Tonight in the House of Commons, Theresa May is ought to cherish a victory, but that’s not everything for now.
With the U.K. that’s the assessment people are familiar with, whilst European officials along with chief negotiator, Michael Barnier carried on venting frustration in the public with the Brits.
Brexit talks are quite dead-heated.
In order to permit prime minister’s Brexit law advance, the law makers voted 326 to 29 in a vote post midnight. After a promise to discuss concerns of the critics the government won before they have to vote again, and also for the next course of debates they had to consider allowing extra time.
The Brexit bill will officially end the membership of Britain’s EU and in the country revoke the supremacy of European law. Since its hands have drawing powers to ministers for changing legislation as they see right, without any total scrutiny in the Parliament, it holds controversies.
The real challenge is when the drafts enter the so called committee stage next, will May be able to keep it from amendments.
The secretary of Brexit warns that if the legislation is blocked it would run the risk of bringing a chaotic departure by the U.K. from the U.E., along with other negative impacts in the financial markets and also for companies.
As per Brexit’s latest:
A former co-chief of staff of May says that the citizens who want to work in the Britain, May should consider them and give them preferential treatment. Britain is in a good position to have new relations with the EU, despite many critics.
The chairman of the Royal Bank of Scotland, Howard Davies said that U.K. in it most vulnerable position and it will need to “change gear” on the amount of money it’s going to pay.
May should fortify that every new measure taken by the government aims to mitigate the damage that Brexit will do to confidence, investment, and opportunity, as Therese Raphel writes.
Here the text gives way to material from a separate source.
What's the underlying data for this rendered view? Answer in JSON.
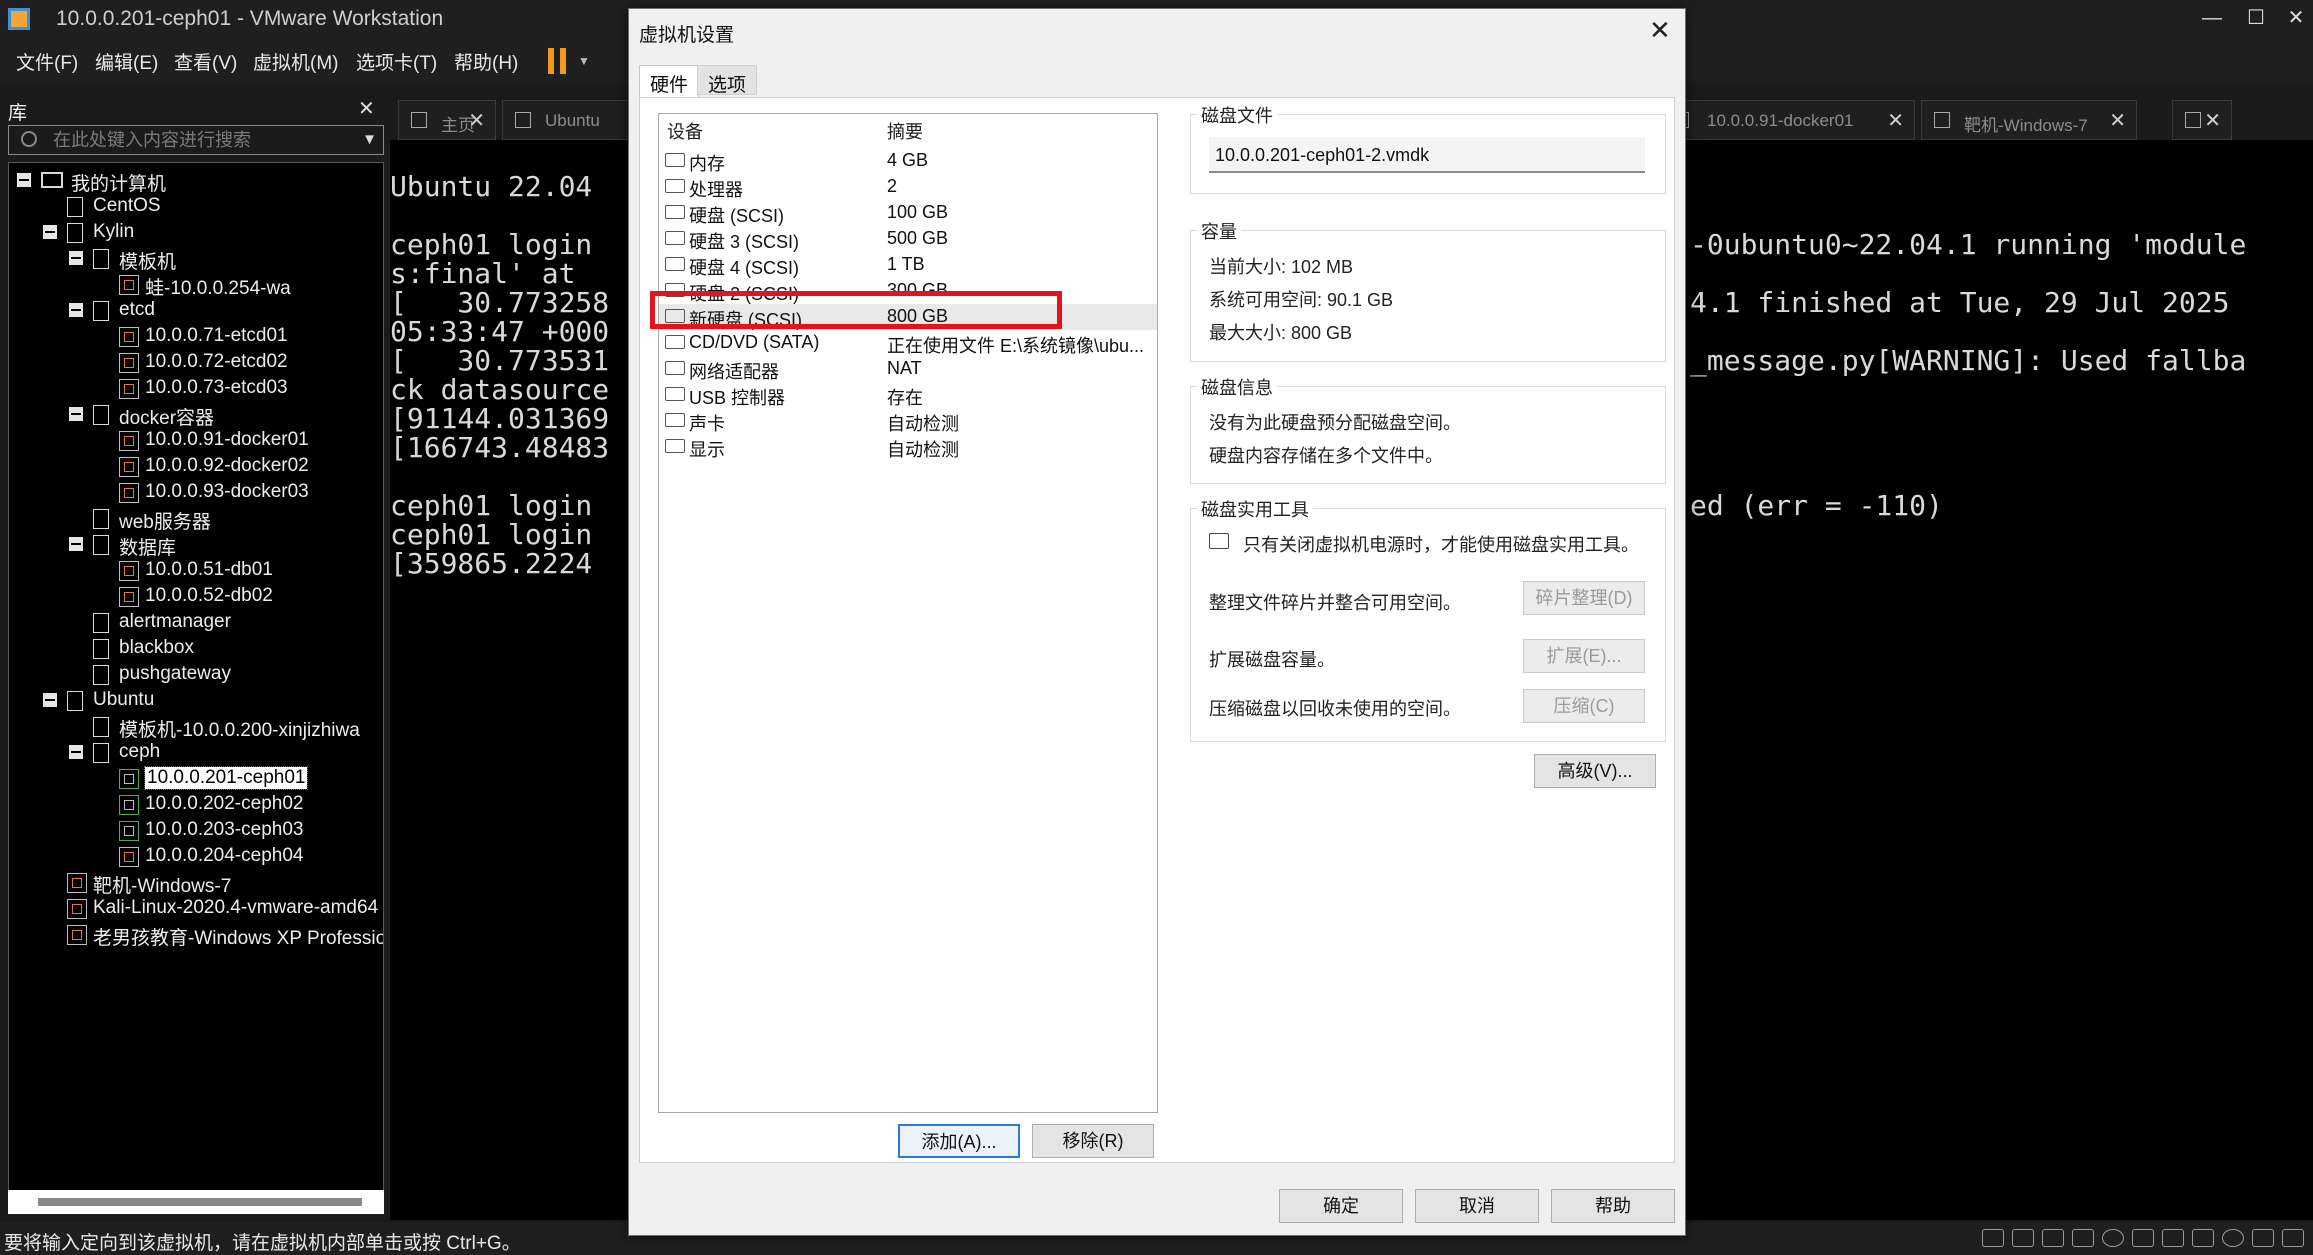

Instead, scapegoats are being round up by the Government, she says.